The healthcare industry is known to have a stable topline and usually attracts income growth investors. But over the last year, shares of Baxter International Inc. (NYSE:BAX) and Becton, Dickinson & Co. (NYSE:BDX) have risen by nearly 25% and 26%, respectively. These companies have not only outperformed their peers, but also carry a solid yield. But despite the recent rally, I think the healthcare industry is still ripe for value picking, but not all companies are worth the risk.
Scouting for “the company”
Over the last year, shares of C.R. Bard, Inc. (NYSE:BCR) have largely remained flat, but it has been volatile and its prices have fluctuated by nearly 14% during the year. For the recent quarter, C.R. Bard, Inc. (NYSE:BCR) was able to expand its margin by 150 basis points despite its acquisitions. Its SG&A expenses fell by 20 bps, which now stand at 27.9% of total sales, but are still high. Going by the track record of its flat performance and a meager yield of 0.79%, investing in its peers seems like a better strategy.
Becton, Dickinson & Co. (NYSE:BDX) is a great healthcare company. Although its shares have appreciated by just 15% over the last 5 years, it has been returning value to its shareholders in the form of dividends and share repurchases. For the current year, Becton, Dickinson & Co. (NYSE:BDX) has a $500 million worth of share buyback program underway with plans to pay around $350-$400 million as dividends (annual). Altogether, the company would be paying out around 80% of its free cash flows, which leave little cash for expansions or acquisitions. Furthermore, the company is currently relying on organic growth that makes it an income growth play but not a value pick.
Zeroing in on Baxter International Inc. (NYSE:BAX)

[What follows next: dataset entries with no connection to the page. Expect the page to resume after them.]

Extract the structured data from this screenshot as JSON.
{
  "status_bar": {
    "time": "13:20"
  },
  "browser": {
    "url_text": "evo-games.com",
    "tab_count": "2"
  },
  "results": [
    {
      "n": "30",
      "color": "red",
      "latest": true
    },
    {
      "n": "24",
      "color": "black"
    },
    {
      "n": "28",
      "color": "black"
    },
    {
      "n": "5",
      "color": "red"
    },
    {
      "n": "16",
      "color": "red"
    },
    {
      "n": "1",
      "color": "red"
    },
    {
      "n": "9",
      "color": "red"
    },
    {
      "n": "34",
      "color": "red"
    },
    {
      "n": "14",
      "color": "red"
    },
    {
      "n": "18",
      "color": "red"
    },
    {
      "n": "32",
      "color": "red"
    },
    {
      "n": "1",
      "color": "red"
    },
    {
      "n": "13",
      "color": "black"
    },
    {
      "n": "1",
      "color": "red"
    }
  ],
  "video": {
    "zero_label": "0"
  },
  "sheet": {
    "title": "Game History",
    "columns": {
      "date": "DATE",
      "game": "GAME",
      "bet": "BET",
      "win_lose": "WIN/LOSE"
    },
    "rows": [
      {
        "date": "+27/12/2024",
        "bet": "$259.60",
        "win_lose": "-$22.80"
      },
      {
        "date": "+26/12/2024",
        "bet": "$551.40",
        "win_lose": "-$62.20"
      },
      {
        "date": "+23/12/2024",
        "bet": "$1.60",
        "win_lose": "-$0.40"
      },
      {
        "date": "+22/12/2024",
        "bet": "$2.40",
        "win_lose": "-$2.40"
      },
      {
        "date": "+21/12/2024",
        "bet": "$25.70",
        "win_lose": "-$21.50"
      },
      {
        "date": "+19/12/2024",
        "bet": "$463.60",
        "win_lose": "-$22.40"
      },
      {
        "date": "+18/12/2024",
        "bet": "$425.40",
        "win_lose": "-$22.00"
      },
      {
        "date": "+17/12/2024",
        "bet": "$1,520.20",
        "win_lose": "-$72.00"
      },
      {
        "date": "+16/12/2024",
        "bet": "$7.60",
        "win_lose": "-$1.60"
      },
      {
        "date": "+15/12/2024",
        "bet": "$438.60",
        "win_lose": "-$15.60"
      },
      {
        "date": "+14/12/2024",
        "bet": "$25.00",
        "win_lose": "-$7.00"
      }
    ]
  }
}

And then comes Baxter International Inc. (NYSE:BAX). At the current prices, shares of Baxter International Inc. (NYSE:BAX)yield 2.48% with a modest payout of 37.05%. its operating cash flows have risen by 161% over the last 5 years, hinting towards sustainable payouts in the future. Its debt/equity of 0.8 seems high, but it is due to the acquisition of Gambro for $4 billion last year.
Gambro manufactures products that are used for dialysis treatment, and has 13 production facilities spread in 9 countries. In 2012, Gambro reported $1.6 billion in revenue with around a 31% margin. As of now, Baxter International Inc. (NYSE:BAX) is yet to reap the financial benefits of acquiring Gambro. The inorganic growth should contribute nearly $560 million (24.3%) to Baxter’s annual earnings alone, but the real growth lies in their joint synergies. Baxter International Inc. (NYSE:BAX) has presence in over 100 countries, and once the operations are merged, it can rapidly expand Gambro’s geographical footprint (9 countries) without regulatory and bureaucratic loops.